A second year of the Knox-Haskell Counties Texas Rural Leadership Program (TRLP) is in the books. Twelve participants from Knox and Haskell counties graduated from the 8-month program on Monday night, May 9, 2016, at the Webfoot Connections Lodge in Rochester, Texas. They were joined by their employers, family, city and county government officials, and board members.
The graduation celebration was a fun-filled evening. Live music was provided by Parris Pittman, who was a graduate of last year’s program. Roger Rowe and his staff at Webfoot Connections Lodge prepared and served a steak and chicken dinner to the group. The speaker of the evening was Nicki Harle from Baird. Ms. Harle is the former executive director and founder of Texas Midwest Community Network and currently runs a leadership program for Bastrop County. Participants answered her questions about impactful and memorable moments throughout the past 8 months. She left the group with some final notes on not letting fear, fault or feelings get in the way of accomplishing big things in the community.
Ms. Nancy Birkenfeld is the County Executive Director of the USDA Farm Service Agency in Knox County and also serves as the KCVG Board Member.
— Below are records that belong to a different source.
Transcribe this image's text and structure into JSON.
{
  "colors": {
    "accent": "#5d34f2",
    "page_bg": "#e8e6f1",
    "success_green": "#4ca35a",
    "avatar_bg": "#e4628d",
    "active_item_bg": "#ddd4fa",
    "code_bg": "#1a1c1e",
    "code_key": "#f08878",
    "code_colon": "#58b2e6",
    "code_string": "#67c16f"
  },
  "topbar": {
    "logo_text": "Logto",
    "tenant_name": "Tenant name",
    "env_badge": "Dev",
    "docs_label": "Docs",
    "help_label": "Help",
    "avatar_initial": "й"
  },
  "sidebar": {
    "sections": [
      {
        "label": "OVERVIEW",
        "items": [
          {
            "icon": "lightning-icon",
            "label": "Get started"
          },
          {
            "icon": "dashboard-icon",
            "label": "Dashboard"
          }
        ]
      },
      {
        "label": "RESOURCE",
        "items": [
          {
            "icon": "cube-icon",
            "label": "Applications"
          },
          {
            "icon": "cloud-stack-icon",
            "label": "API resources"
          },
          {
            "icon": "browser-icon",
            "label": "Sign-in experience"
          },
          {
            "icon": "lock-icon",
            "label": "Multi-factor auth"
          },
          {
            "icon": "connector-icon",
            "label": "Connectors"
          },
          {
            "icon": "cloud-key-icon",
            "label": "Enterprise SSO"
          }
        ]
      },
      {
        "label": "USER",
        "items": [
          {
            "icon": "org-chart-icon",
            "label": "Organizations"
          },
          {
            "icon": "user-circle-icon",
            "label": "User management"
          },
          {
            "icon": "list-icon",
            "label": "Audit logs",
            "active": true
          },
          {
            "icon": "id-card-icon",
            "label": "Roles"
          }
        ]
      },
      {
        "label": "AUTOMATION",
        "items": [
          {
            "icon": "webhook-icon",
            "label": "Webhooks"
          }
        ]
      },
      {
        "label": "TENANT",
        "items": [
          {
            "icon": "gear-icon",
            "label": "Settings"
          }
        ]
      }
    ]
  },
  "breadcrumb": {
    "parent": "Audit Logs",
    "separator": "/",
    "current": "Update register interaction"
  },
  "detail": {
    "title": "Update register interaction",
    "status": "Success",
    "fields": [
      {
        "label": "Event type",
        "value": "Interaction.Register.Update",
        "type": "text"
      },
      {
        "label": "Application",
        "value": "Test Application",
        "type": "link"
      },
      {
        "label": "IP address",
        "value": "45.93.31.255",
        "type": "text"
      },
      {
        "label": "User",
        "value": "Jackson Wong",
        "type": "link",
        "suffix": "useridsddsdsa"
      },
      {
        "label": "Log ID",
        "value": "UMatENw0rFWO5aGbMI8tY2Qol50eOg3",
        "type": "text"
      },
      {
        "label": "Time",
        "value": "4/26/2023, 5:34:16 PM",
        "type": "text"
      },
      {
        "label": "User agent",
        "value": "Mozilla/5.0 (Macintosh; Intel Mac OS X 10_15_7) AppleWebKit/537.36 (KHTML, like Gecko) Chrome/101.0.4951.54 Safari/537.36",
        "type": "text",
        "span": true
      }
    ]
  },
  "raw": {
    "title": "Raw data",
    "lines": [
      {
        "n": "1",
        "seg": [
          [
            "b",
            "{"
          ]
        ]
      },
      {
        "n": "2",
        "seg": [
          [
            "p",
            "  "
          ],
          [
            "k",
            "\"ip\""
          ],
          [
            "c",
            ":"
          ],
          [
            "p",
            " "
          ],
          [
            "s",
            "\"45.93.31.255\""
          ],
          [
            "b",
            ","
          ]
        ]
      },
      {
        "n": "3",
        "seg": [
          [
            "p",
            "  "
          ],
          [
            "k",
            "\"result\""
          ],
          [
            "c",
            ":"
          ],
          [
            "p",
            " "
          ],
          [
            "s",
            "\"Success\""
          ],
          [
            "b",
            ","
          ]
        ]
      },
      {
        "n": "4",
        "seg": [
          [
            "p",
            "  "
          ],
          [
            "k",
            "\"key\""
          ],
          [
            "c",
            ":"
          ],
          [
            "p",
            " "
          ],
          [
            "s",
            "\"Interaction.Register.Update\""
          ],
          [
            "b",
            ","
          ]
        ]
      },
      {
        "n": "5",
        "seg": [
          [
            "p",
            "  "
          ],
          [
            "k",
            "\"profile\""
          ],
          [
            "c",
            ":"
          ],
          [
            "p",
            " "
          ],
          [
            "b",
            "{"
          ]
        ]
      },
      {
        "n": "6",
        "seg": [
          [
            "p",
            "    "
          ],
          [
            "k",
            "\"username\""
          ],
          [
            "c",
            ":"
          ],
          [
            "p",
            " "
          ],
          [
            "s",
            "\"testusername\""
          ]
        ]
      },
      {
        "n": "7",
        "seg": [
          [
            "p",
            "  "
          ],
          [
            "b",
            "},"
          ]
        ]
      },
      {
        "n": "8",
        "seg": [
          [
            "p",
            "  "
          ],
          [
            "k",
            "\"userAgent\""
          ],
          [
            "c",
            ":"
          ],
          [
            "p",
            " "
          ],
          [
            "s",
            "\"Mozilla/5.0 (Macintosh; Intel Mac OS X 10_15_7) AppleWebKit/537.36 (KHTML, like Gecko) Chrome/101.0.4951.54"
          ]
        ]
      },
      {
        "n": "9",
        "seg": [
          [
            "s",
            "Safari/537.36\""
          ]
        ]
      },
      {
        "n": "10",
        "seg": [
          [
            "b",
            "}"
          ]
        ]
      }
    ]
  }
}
She sent one of her employees Bea Hernandez through the program. “It is encouraging to see how these ladies have developed into confident leaders for our respective towns and counties through this program,” said Ms. Birkenfeld.
Each county will put their new-found skills and experience into practice through the fulfillment of a community project. These projects are collaborations among the participants. The Knox County participants are planning to host a Youth Engagement Symposium in the fall of 2016. The goal of the symposium is to bring communities and volunteers together at a day-long event and provide them with information and resources they need to focus on and address youth issues identified in the county. Hopefully, each community will leave empowered to develop youth centers that provide kids a safe place to come to study, learn and socialize after school. The Haskell County group is working on a digital sign that will be placed on the courthouse square. The sign will be used to display messages that pertain to the citizens of Haskell, events and emergency messages. The group is gathering quotes from several different companies and working on the details for the public to get their messages displayed.
“In the past two years, we have seen the incredible impact this program has had on our communities. Besides their group projects which have benefited our towns, many of these young men and women have joined civic organizations, volunteered for events, attended meetings and brought their newly-minted leadership skills with them. Their enthusiasm is contagious, their presence: priceless,” beamed Jill Druesedow, Haskell City Council.
The TRLP program began last year as a joint effort between the Knox County Visioning Group (KCVG) and the Development Corporation of Haskell (DCOH). These two groups saw the need for leadership in their communities and decided to do something about it. Once a month for 8 months, the group met and worked through a leadership curriculum provided by Texas A&M AgriLife Extension Service. Powerful speakers from around the region were brought in to teach the curriculum, lend their experience to the group and help the participants to establish valuable networks. The afternoons are filled with tours and speakers from around Knox and Haskell Counties. Participants explore city and county government, healthcare, education, economic development, quality of life. The tours help participants explore their local resources and learn more about their communities as a whole. A highlight of the program is a trip to Austin where they have the opportunity to tour the capitol and visit with key leaders, organizations and state agencies about the wide variety of state-wide resources available to rural communities.
Haskell County Judge David Davis said he believes in the leadership program. “I went through a similar program in the mid 90’s, and I believe they are very worth-while. It’s important for people to understand their commitment when they enter into such a program.” Judge Davis is currently working with the Haskell graduates on their digital sign project.
This year’s TRLP graduates include Christina Isbell, Jamie Ferguson, Nicole Buchanan, Jamie Jordan, Veronica Anderson, Jessica Boggs and Susan Jarred from Haskell County. The Knox County participants include Nicki Ivie, Sheri Warren, Lisa Tidwell, Bianca Harrimon and Beatrice Hernandez from Knox County. The program was directed by DCOH Director, Jimi Coplen and Knox County Agent, Lorrie Coop.